Dataset rows describing interfaces

────

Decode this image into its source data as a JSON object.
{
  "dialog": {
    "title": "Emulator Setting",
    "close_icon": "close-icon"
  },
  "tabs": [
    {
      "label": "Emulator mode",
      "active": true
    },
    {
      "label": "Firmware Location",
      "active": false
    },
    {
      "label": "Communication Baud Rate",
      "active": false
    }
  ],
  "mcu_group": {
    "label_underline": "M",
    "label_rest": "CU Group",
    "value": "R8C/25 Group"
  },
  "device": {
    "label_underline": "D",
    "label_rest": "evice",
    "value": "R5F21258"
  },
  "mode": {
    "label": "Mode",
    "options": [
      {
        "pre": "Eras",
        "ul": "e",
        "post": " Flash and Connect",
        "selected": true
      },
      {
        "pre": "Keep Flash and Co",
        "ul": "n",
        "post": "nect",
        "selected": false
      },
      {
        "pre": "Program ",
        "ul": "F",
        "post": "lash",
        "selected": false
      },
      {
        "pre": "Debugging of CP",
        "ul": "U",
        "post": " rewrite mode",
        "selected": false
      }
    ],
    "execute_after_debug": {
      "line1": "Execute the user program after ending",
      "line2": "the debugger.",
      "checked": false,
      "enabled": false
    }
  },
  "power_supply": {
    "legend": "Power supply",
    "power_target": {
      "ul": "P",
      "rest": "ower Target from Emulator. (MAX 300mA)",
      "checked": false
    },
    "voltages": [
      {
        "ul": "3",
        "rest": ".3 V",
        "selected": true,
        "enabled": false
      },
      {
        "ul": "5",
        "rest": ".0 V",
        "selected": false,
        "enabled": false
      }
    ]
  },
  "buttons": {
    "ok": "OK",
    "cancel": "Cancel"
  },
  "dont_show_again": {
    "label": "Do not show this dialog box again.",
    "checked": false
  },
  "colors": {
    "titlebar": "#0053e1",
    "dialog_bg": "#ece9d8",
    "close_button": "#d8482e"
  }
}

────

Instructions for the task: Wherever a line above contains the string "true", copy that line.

Your solution:
      "active": true
        "selected": true
        "selected": true,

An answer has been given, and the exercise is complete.